August 11, 2013

In healthcare IT, it seems like everything is harder than it should be. Faced with regulatory pressures and appropriate safety concerns, as well as multiple key stake holders and competing priorities, many projects drag-on for an unreasonably long time.

Faced with these challenges, some would propose large, tightly integrated, single vendor solutions that do everything from capture clinic notes and research data to send patient billing data and manage bed count.

Large tightly integrated systems are appealing to centralized administration. They lower overhead of managing multiple systems and reduce or eliminate integration costs. In selecting these systems it is argued, perhaps rightly, that their ancillary features and functions are "good enough." I have watched this process. And when "Is it good enough?" turns into "Is it likely to cause harm?" you know an interesting point has been reached.

In a commercial environment, each vendor is motivated to improve their system and its components to increase sales. In a large system, if a feature is key to triggering the decision to implement the system, great effort is made to improve it. If another feature is less critical to the overall effort, it maybe judged by whether or not it will avoid causing harm. Hence, that component will be made adequate to surpass that lesser test.

Smaller systems which focus on one part of the system (one hospital, one department, one need) are motivated to solve that portion with excellence. If they do not, someone else will.

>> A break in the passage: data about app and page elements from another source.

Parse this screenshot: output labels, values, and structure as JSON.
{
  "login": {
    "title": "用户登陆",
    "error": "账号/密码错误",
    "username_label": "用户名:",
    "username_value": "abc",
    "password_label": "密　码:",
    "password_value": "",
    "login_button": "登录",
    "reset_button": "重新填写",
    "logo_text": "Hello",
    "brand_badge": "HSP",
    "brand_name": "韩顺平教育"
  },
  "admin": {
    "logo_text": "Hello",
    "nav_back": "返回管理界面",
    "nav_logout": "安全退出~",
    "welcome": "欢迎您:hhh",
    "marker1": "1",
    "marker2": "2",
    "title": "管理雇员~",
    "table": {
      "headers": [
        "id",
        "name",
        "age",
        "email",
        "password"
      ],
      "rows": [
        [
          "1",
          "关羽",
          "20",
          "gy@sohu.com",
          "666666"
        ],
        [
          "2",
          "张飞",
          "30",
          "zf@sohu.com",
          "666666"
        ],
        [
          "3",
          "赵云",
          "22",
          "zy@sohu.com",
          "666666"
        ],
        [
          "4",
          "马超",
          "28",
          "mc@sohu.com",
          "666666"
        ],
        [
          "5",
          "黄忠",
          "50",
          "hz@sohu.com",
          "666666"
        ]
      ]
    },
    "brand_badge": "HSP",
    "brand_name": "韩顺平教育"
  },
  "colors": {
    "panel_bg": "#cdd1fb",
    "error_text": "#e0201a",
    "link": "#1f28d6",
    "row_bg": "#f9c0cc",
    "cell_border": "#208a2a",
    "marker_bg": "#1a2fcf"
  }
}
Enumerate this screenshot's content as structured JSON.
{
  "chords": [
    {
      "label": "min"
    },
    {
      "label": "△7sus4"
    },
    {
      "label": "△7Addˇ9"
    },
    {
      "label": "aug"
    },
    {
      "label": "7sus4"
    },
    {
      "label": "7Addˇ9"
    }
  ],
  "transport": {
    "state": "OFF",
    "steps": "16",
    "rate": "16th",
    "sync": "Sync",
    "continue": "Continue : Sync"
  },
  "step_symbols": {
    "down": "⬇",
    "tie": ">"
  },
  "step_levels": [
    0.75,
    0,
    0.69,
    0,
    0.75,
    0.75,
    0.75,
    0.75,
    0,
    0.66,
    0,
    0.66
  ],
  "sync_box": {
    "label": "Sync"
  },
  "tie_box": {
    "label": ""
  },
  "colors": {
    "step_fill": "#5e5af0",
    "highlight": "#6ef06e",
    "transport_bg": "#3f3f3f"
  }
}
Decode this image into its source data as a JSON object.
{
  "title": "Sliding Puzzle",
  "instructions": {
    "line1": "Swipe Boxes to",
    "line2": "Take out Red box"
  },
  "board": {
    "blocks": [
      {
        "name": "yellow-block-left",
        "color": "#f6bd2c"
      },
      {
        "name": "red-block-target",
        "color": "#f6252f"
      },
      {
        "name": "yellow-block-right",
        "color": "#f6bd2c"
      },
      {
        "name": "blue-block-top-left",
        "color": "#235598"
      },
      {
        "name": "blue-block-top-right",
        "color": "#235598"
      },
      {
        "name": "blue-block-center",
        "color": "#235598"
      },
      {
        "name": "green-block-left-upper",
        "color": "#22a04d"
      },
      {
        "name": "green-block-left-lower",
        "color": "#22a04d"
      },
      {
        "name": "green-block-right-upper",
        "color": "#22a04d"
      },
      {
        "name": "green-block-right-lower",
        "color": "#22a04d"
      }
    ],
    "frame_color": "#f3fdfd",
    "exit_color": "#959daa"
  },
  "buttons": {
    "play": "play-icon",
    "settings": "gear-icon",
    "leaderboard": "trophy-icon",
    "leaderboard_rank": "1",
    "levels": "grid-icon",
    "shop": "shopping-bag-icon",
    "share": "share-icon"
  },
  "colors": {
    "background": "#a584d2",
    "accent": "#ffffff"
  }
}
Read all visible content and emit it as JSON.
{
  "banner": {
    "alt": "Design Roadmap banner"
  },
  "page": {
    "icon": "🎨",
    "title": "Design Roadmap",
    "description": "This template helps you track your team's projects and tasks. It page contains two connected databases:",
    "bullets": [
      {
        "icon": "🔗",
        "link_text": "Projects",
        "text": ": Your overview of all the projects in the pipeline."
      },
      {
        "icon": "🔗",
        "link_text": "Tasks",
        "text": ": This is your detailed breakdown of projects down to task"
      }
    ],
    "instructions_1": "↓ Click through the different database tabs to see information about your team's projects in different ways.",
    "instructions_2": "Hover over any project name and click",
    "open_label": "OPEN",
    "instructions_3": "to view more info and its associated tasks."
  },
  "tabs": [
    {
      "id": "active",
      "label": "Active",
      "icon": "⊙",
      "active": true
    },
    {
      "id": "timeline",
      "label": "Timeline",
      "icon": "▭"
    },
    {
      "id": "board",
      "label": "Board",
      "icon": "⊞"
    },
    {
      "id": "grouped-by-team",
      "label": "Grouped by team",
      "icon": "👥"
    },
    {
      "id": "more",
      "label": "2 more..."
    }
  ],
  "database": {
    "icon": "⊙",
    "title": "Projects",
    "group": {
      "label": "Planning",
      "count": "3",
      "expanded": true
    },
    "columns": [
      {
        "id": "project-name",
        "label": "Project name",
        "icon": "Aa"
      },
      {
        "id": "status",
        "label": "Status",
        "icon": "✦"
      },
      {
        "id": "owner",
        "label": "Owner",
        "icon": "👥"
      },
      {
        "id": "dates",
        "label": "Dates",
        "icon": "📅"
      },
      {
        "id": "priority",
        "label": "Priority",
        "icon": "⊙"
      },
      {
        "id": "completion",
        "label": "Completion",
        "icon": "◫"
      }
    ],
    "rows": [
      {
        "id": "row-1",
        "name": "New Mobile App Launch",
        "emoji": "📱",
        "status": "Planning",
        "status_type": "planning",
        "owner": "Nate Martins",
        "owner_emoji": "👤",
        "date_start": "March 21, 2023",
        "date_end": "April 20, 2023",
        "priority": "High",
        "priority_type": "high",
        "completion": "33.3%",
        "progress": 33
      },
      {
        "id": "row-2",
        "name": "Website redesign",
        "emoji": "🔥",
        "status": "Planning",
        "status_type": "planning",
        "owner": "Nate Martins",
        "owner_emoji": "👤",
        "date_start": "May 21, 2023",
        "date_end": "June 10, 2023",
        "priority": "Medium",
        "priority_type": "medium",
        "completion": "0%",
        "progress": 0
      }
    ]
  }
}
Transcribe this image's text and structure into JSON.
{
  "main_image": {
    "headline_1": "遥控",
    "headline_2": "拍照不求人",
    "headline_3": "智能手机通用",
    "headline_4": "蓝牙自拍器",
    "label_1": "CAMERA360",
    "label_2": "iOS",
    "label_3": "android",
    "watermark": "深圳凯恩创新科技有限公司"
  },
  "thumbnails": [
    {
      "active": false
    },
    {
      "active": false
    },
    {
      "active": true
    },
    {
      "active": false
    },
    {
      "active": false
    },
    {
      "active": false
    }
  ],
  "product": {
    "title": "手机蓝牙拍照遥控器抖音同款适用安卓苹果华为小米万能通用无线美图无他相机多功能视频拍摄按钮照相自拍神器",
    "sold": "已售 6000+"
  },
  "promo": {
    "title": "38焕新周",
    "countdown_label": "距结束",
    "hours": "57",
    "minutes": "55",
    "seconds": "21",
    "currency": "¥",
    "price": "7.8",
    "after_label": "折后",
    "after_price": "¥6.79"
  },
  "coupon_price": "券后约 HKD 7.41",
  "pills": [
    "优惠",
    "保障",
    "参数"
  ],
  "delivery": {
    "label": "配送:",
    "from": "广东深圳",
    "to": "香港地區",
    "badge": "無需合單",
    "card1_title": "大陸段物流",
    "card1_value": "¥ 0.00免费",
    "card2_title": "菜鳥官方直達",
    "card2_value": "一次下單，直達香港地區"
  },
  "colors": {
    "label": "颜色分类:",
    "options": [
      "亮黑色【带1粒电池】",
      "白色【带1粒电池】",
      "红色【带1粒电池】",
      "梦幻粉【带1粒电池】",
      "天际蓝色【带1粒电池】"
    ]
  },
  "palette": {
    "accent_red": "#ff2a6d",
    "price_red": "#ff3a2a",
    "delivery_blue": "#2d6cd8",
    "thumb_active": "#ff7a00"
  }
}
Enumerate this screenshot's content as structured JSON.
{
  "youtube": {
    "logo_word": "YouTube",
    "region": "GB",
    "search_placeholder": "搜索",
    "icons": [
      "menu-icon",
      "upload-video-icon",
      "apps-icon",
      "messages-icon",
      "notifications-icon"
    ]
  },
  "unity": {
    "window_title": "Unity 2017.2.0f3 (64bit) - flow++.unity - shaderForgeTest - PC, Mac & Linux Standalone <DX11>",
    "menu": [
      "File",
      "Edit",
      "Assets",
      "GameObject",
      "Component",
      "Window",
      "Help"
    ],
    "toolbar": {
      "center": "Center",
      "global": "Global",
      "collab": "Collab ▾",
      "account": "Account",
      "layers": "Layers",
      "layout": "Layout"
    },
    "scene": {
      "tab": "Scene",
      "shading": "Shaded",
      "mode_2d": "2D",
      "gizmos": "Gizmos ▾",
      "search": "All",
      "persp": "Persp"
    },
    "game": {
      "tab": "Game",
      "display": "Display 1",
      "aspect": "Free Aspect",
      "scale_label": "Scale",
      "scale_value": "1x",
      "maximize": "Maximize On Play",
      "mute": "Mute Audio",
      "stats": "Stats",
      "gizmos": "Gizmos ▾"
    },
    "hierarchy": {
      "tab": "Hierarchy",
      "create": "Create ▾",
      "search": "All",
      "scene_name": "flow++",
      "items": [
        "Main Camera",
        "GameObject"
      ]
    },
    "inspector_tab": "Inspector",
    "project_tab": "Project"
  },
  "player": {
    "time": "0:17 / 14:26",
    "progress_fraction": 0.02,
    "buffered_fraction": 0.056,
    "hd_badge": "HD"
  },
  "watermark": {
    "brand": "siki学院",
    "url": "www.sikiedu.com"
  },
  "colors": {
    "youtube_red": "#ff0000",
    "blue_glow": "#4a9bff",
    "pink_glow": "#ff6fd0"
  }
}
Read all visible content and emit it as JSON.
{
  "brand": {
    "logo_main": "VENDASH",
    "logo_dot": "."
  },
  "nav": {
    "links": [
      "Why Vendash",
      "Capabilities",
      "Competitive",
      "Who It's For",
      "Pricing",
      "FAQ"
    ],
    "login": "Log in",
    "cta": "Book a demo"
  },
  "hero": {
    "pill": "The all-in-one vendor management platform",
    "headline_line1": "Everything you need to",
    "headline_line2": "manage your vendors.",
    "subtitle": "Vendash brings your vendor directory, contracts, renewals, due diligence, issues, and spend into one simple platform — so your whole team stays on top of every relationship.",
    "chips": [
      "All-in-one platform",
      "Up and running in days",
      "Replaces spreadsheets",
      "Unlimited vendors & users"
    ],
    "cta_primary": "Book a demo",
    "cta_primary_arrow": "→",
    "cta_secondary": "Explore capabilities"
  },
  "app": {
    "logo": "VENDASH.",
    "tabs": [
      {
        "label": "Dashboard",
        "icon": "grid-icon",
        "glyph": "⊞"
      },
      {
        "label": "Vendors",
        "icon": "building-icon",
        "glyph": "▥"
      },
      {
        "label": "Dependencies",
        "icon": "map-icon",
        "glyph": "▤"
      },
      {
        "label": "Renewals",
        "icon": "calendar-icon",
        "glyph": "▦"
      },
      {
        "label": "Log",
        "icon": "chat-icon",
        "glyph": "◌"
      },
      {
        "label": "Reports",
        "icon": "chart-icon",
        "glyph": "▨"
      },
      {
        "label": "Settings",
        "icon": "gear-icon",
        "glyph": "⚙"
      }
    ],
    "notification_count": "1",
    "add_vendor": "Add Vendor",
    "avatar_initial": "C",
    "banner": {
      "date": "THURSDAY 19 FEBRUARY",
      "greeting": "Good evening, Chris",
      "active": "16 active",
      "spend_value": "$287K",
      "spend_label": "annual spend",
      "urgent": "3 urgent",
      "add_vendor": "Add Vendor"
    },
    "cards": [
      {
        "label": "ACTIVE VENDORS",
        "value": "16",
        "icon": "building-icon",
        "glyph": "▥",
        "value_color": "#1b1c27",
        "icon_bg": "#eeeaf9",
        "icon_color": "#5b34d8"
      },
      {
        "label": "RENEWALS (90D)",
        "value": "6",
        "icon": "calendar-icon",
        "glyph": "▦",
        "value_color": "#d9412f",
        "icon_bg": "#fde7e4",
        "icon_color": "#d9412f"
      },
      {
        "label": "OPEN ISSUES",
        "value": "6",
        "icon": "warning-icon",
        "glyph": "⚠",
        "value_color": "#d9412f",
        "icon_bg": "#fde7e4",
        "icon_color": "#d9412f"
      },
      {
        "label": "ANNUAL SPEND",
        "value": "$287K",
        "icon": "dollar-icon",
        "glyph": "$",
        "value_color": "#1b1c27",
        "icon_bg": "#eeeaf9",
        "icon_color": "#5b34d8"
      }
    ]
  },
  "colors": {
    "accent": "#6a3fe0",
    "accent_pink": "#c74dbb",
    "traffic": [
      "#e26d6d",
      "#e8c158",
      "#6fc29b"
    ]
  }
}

The "system" here is U.S. healthcare informatics. Do we have a strategy in which our healthcare system is served by multiple interconnecting systems? Alternatively, are the key decision-makers relying on one vendor "winning" and inter-connection being defined as using that system?

Mature industries see interconnection standards where vendors, large and small, must plug in.The history of rail, automotive, home entertainment, consumer electronics, and avionics all tell of the emergence of these standards.  Perhaps healthcare IT will acquire these standards from government pressure, via ONC HIT and other mandates. Or, perhaps the multi-vendor CommonWell Health Alliance™ is the turning point.

In the presence of standards; systems, sub-systems, and components can be selected on their own value proposition. The trade off between best-of-breed features and easy integration is removed.  The future is hard to read in the short term. In the long run, standards win.